Please tally the lines below that contain the string "مشترك" and reply with that figure only.

*** Opening Information provided ***

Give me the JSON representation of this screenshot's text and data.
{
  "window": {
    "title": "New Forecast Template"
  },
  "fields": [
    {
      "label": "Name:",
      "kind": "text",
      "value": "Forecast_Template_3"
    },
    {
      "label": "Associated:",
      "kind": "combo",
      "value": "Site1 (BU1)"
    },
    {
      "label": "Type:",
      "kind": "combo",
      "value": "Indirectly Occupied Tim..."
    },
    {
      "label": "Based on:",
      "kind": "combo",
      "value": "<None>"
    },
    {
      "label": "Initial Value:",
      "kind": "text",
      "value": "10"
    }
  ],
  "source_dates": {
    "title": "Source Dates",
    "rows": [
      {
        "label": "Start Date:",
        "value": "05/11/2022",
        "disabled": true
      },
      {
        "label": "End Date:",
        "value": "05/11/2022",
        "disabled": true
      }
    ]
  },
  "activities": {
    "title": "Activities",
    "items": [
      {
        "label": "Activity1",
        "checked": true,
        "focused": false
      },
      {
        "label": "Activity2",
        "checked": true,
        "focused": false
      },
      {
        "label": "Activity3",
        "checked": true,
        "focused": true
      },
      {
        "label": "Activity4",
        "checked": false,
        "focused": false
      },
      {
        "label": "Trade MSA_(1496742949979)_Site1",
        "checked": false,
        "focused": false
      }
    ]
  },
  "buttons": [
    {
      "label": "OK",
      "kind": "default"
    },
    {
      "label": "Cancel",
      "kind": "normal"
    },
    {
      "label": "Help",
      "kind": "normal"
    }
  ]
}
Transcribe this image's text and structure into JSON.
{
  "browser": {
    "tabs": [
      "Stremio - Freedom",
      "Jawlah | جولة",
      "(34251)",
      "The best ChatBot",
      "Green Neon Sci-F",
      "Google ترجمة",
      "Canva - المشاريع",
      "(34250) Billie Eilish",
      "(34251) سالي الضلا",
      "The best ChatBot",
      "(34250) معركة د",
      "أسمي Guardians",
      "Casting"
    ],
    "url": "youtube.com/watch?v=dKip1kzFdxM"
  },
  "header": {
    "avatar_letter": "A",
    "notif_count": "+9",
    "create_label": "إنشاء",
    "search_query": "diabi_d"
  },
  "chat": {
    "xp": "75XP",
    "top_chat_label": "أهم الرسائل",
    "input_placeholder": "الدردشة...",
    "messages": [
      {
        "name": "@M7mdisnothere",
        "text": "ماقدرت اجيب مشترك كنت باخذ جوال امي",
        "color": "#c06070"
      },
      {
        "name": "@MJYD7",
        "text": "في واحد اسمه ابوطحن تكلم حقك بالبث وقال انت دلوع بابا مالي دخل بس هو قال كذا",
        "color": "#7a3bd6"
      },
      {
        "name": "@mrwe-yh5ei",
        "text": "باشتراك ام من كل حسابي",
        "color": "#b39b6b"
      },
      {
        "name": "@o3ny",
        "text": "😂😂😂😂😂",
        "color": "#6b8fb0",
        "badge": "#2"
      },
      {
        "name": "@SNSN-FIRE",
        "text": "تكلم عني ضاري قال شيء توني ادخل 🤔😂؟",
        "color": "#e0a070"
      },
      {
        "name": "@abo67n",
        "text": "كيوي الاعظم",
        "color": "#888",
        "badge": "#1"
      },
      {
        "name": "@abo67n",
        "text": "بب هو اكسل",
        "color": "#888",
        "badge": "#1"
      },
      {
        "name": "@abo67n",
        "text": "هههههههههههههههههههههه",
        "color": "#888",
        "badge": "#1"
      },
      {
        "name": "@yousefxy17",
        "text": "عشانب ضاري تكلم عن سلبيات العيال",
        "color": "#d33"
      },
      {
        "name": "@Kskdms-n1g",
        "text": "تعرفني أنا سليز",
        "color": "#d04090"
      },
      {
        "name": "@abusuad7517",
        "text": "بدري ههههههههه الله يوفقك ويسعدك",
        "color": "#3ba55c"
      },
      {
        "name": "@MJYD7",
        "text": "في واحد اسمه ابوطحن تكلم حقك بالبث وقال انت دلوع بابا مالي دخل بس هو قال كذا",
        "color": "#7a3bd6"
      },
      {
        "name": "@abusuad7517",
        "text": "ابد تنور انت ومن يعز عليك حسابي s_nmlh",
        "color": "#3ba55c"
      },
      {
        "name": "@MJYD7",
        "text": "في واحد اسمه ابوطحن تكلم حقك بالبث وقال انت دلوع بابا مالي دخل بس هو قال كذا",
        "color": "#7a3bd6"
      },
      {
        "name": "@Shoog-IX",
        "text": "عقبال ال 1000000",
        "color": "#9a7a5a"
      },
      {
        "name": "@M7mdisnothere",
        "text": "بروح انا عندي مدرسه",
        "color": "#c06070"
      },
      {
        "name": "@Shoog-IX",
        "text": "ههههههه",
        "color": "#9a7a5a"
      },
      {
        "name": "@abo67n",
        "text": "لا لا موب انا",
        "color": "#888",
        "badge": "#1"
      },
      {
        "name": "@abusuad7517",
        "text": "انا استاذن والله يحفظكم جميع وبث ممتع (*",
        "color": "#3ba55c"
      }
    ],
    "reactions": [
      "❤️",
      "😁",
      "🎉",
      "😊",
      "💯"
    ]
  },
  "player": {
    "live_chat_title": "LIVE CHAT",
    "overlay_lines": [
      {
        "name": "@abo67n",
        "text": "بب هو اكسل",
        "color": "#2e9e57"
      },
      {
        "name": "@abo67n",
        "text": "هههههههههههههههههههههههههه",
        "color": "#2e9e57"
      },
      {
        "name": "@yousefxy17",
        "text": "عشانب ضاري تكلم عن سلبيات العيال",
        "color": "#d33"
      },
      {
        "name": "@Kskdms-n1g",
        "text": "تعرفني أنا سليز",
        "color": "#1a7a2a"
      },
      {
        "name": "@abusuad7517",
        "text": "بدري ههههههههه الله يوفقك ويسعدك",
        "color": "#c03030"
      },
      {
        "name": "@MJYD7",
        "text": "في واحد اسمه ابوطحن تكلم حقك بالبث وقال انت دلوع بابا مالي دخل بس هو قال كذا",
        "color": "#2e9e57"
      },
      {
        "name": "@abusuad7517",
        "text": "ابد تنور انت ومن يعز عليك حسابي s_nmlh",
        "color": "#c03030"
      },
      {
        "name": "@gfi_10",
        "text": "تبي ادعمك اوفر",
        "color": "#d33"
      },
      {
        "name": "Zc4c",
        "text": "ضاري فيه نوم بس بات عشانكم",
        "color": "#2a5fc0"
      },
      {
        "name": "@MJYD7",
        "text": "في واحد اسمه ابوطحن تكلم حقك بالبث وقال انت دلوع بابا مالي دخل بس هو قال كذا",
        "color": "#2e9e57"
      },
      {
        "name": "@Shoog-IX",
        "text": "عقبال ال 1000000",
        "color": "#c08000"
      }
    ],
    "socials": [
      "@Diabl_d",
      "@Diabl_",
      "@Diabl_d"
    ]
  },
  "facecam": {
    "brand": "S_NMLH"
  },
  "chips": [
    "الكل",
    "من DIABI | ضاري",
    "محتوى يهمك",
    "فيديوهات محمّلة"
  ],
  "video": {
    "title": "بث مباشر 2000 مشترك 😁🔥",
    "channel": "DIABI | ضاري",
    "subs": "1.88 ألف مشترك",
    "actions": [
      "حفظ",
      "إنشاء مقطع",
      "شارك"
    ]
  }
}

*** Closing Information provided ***

Output:
3